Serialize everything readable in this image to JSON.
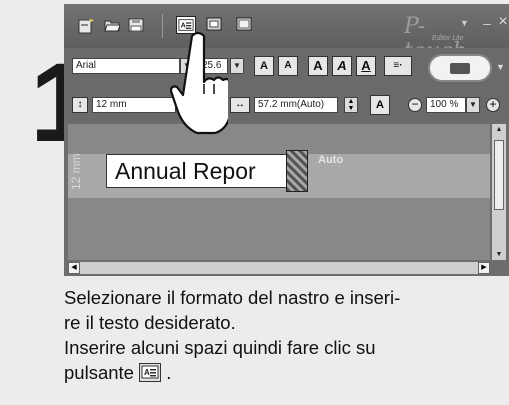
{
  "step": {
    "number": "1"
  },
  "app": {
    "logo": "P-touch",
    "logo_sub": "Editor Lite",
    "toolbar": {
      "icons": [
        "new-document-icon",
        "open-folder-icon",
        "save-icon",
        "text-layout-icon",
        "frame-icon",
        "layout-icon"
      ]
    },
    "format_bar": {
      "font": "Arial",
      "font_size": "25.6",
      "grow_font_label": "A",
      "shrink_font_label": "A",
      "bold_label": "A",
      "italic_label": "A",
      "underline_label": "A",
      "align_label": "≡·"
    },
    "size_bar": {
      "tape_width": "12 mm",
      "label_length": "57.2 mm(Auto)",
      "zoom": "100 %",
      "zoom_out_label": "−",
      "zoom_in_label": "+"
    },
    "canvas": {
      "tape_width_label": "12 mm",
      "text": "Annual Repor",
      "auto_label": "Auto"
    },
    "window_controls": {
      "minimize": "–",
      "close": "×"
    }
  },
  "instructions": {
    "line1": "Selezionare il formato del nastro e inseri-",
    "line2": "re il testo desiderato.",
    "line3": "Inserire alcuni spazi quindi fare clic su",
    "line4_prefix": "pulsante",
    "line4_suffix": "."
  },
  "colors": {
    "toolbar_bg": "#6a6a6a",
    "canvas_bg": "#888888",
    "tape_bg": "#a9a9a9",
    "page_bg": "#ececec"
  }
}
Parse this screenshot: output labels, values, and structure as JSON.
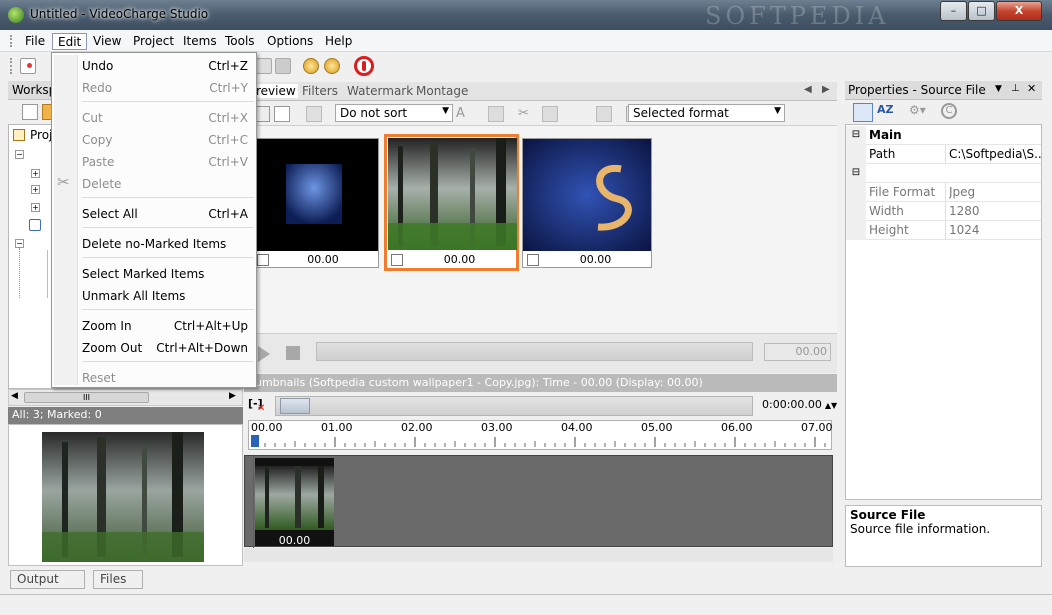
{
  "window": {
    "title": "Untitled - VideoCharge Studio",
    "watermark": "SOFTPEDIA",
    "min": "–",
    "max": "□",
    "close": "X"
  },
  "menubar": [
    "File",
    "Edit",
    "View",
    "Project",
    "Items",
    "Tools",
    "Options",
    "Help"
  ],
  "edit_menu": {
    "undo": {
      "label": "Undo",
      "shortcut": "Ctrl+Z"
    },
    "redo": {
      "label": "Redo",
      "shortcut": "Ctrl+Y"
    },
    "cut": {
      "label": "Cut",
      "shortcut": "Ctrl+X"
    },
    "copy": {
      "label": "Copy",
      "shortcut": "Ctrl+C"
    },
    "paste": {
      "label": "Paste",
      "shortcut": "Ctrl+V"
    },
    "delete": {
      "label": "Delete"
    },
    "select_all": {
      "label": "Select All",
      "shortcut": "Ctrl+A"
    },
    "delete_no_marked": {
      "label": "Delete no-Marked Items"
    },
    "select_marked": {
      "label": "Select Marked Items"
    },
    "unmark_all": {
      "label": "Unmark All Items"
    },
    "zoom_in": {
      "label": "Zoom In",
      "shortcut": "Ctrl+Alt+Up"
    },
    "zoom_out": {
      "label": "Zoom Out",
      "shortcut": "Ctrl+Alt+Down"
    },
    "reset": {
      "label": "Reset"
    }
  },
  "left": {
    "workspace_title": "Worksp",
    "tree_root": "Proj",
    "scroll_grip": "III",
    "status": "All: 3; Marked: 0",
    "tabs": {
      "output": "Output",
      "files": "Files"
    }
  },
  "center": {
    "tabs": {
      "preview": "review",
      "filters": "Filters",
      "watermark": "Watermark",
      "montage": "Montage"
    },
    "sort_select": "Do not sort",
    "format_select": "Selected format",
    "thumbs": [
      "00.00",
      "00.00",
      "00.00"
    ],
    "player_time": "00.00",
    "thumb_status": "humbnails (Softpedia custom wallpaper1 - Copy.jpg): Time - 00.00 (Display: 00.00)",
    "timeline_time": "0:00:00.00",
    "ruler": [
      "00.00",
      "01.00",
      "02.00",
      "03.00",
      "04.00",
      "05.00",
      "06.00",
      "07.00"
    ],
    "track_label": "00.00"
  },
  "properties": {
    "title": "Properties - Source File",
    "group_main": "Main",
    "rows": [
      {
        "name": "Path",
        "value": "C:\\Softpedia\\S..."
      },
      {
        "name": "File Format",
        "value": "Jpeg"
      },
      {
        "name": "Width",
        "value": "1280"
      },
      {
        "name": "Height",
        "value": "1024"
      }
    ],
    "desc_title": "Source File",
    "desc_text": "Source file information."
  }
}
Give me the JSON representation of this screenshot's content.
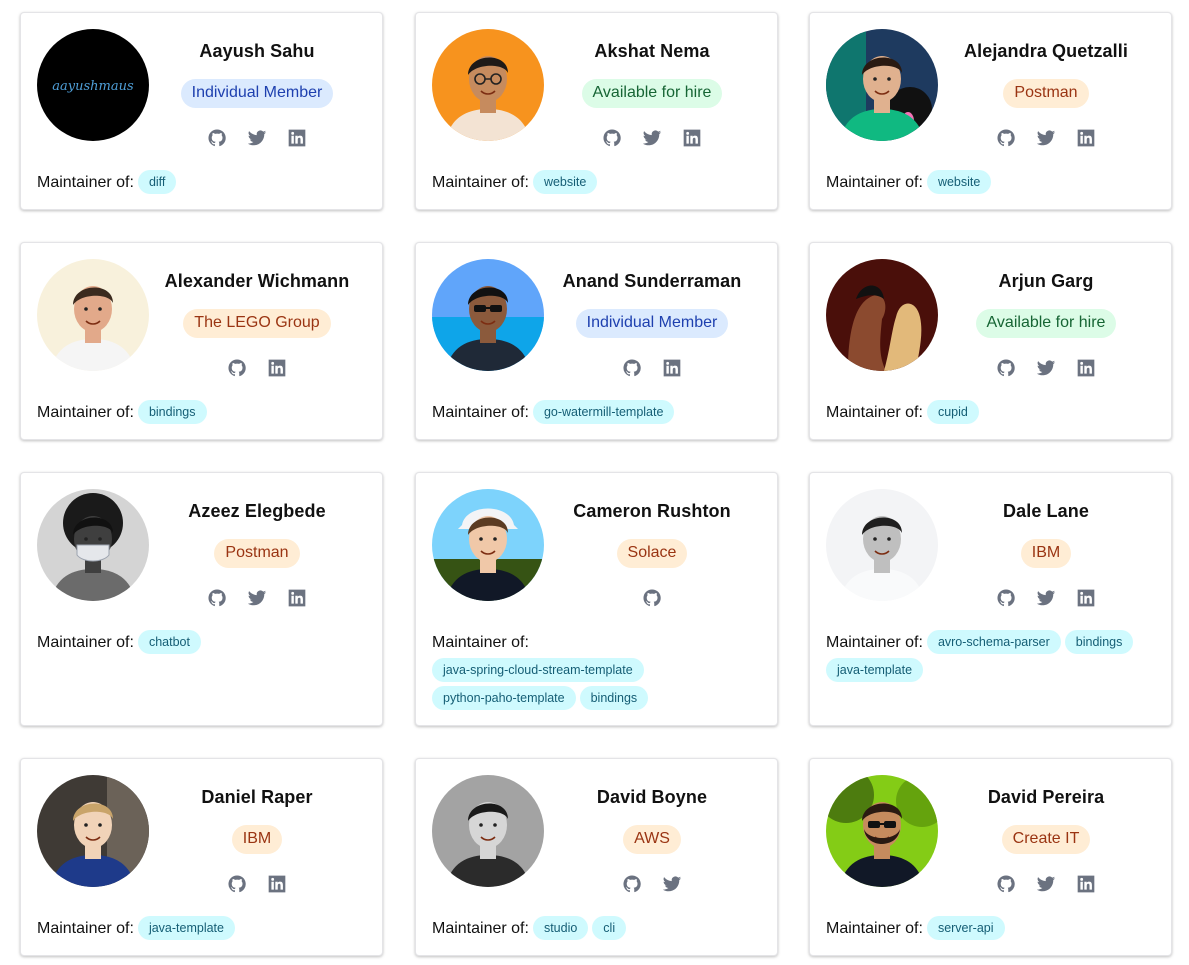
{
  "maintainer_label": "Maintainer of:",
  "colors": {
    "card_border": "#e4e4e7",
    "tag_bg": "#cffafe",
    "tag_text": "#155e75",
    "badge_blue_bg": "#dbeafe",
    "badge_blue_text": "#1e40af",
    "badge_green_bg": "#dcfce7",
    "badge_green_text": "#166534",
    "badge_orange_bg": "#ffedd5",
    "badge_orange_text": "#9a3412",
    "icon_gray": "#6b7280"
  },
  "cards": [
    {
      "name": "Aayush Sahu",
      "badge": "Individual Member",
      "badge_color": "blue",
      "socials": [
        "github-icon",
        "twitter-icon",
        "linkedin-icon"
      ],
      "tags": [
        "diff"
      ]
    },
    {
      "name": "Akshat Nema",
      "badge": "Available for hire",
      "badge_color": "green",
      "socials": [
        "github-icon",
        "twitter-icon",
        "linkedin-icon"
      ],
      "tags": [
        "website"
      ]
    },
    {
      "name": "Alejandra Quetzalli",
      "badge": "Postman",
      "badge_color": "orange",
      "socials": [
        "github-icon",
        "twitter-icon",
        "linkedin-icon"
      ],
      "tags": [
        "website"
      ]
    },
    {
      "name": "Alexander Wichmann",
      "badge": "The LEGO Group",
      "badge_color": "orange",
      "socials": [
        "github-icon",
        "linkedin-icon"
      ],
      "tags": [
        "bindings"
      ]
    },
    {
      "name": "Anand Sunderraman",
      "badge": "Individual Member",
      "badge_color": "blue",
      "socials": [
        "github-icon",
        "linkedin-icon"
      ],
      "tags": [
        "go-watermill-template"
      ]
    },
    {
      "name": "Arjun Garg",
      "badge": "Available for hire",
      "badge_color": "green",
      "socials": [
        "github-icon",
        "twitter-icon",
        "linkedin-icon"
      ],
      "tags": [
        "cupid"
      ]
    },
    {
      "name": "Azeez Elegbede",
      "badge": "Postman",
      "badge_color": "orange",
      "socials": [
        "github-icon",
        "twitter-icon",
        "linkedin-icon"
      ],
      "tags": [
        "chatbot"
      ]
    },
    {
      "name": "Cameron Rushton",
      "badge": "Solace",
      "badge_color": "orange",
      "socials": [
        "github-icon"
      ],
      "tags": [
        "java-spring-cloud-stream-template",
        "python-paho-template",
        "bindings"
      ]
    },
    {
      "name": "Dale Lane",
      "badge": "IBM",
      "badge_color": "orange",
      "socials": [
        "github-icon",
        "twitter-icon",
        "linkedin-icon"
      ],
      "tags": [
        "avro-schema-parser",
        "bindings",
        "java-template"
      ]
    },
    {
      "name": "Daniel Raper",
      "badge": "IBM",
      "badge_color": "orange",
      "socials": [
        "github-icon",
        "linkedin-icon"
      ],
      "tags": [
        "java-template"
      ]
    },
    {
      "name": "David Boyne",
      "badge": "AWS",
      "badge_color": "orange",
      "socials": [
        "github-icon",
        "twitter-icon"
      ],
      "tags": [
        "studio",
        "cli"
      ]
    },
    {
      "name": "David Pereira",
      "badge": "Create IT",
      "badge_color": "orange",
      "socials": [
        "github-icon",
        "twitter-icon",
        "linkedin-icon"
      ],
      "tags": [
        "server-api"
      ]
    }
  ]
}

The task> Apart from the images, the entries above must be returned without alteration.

Response area>
Serialize everything readable in this image to JSON.
{
  "step": {
    "number": "1"
  },
  "app": {
    "logo": "P-touch",
    "logo_sub": "Editor Lite",
    "toolbar": {
      "icons": [
        "new-document-icon",
        "open-folder-icon",
        "save-icon",
        "text-layout-icon",
        "frame-icon",
        "layout-icon"
      ]
    },
    "format_bar": {
      "font": "Arial",
      "font_size": "25.6",
      "grow_font_label": "A",
      "shrink_font_label": "A",
      "bold_label": "A",
      "italic_label": "A",
      "underline_label": "A",
      "align_label": "≡·"
    },
    "size_bar": {
      "tape_width": "12 mm",
      "label_length": "57.2 mm(Auto)",
      "zoom": "100 %",
      "zoom_out_label": "−",
      "zoom_in_label": "+"
    },
    "canvas": {
      "tape_width_label": "12 mm",
      "text": "Annual Repor",
      "auto_label": "Auto"
    },
    "window_controls": {
      "minimize": "–",
      "close": "×"
    }
  },
  "instructions": {
    "line1": "Selezionare il formato del nastro e inseri-",
    "line2": "re il testo desiderato.",
    "line3": "Inserire alcuni spazi quindi fare clic su",
    "line4_prefix": "pulsante",
    "line4_suffix": "."
  },
  "colors": {
    "toolbar_bg": "#6a6a6a",
    "canvas_bg": "#888888",
    "tape_bg": "#a9a9a9",
    "page_bg": "#ececec"
  }
}
Parse this screenshot: output labels, values, and structure as JSON.
{
  "window": {
    "title": "Untitled - VideoCharge Studio",
    "watermark": "SOFTPEDIA",
    "min": "–",
    "max": "□",
    "close": "X"
  },
  "menubar": [
    "File",
    "Edit",
    "View",
    "Project",
    "Items",
    "Tools",
    "Options",
    "Help"
  ],
  "edit_menu": {
    "undo": {
      "label": "Undo",
      "shortcut": "Ctrl+Z"
    },
    "redo": {
      "label": "Redo",
      "shortcut": "Ctrl+Y"
    },
    "cut": {
      "label": "Cut",
      "shortcut": "Ctrl+X"
    },
    "copy": {
      "label": "Copy",
      "shortcut": "Ctrl+C"
    },
    "paste": {
      "label": "Paste",
      "shortcut": "Ctrl+V"
    },
    "delete": {
      "label": "Delete"
    },
    "select_all": {
      "label": "Select All",
      "shortcut": "Ctrl+A"
    },
    "delete_no_marked": {
      "label": "Delete no-Marked Items"
    },
    "select_marked": {
      "label": "Select Marked Items"
    },
    "unmark_all": {
      "label": "Unmark All Items"
    },
    "zoom_in": {
      "label": "Zoom In",
      "shortcut": "Ctrl+Alt+Up"
    },
    "zoom_out": {
      "label": "Zoom Out",
      "shortcut": "Ctrl+Alt+Down"
    },
    "reset": {
      "label": "Reset"
    }
  },
  "left": {
    "workspace_title": "Worksp",
    "tree_root": "Proj",
    "scroll_grip": "III",
    "status": "All: 3; Marked: 0",
    "tabs": {
      "output": "Output",
      "files": "Files"
    }
  },
  "center": {
    "tabs": {
      "preview": "review",
      "filters": "Filters",
      "watermark": "Watermark",
      "montage": "Montage"
    },
    "sort_select": "Do not sort",
    "format_select": "Selected format",
    "thumbs": [
      "00.00",
      "00.00",
      "00.00"
    ],
    "player_time": "00.00",
    "thumb_status": "humbnails (Softpedia custom wallpaper1 - Copy.jpg): Time - 00.00 (Display: 00.00)",
    "timeline_time": "0:00:00.00",
    "ruler": [
      "00.00",
      "01.00",
      "02.00",
      "03.00",
      "04.00",
      "05.00",
      "06.00",
      "07.00"
    ],
    "track_label": "00.00"
  },
  "properties": {
    "title": "Properties - Source File",
    "group_main": "Main",
    "rows": [
      {
        "name": "Path",
        "value": "C:\\Softpedia\\S..."
      },
      {
        "name": "File Format",
        "value": "Jpeg"
      },
      {
        "name": "Width",
        "value": "1280"
      },
      {
        "name": "Height",
        "value": "1024"
      }
    ],
    "desc_title": "Source File",
    "desc_text": "Source file information."
  }
}
Give me the JSON representation of this screenshot's content.
{
  "maintainer_label": "Maintainer of:",
  "colors": {
    "card_border": "#e4e4e7",
    "tag_bg": "#cffafe",
    "tag_text": "#155e75",
    "badge_blue_bg": "#dbeafe",
    "badge_blue_text": "#1e40af",
    "badge_green_bg": "#dcfce7",
    "badge_green_text": "#166534",
    "badge_orange_bg": "#ffedd5",
    "badge_orange_text": "#9a3412",
    "icon_gray": "#6b7280"
  },
  "cards": [
    {
      "name": "Aayush Sahu",
      "badge": "Individual Member",
      "badge_color": "blue",
      "socials": [
        "github-icon",
        "twitter-icon",
        "linkedin-icon"
      ],
      "tags": [
        "diff"
      ]
    },
    {
      "name": "Akshat Nema",
      "badge": "Available for hire",
      "badge_color": "green",
      "socials": [
        "github-icon",
        "twitter-icon",
        "linkedin-icon"
      ],
      "tags": [
        "website"
      ]
    },
    {
      "name": "Alejandra Quetzalli",
      "badge": "Postman",
      "badge_color": "orange",
      "socials": [
        "github-icon",
        "twitter-icon",
        "linkedin-icon"
      ],
      "tags": [
        "website"
      ]
    },
    {
      "name": "Alexander Wichmann",
      "badge": "The LEGO Group",
      "badge_color": "orange",
      "socials": [
        "github-icon",
        "linkedin-icon"
      ],
      "tags": [
        "bindings"
      ]
    },
    {
      "name": "Anand Sunderraman",
      "badge": "Individual Member",
      "badge_color": "blue",
      "socials": [
        "github-icon",
        "linkedin-icon"
      ],
      "tags": [
        "go-watermill-template"
      ]
    },
    {
      "name": "Arjun Garg",
      "badge": "Available for hire",
      "badge_color": "green",
      "socials": [
        "github-icon",
        "twitter-icon",
        "linkedin-icon"
      ],
      "tags": [
        "cupid"
      ]
    },
    {
      "name": "Azeez Elegbede",
      "badge": "Postman",
      "badge_color": "orange",
      "socials": [
        "github-icon",
        "twitter-icon",
        "linkedin-icon"
      ],
      "tags": [
        "chatbot"
      ]
    },
    {
      "name": "Cameron Rushton",
      "badge": "Solace",
      "badge_color": "orange",
      "socials": [
        "github-icon"
      ],
      "tags": [
        "java-spring-cloud-stream-template",
        "python-paho-template",
        "bindings"
      ]
    },
    {
      "name": "Dale Lane",
      "badge": "IBM",
      "badge_color": "orange",
      "socials": [
        "github-icon",
        "twitter-icon",
        "linkedin-icon"
      ],
      "tags": [
        "avro-schema-parser",
        "bindings",
        "java-template"
      ]
    },
    {
      "name": "Daniel Raper",
      "badge": "IBM",
      "badge_color": "orange",
      "socials": [
        "github-icon",
        "linkedin-icon"
      ],
      "tags": [
        "java-template"
      ]
    },
    {
      "name": "David Boyne",
      "badge": "AWS",
      "badge_color": "orange",
      "socials": [
        "github-icon",
        "twitter-icon"
      ],
      "tags": [
        "studio",
        "cli"
      ]
    },
    {
      "name": "David Pereira",
      "badge": "Create IT",
      "badge_color": "orange",
      "socials": [
        "github-icon",
        "twitter-icon",
        "linkedin-icon"
      ],
      "tags": [
        "server-api"
      ]
    }
  ]
}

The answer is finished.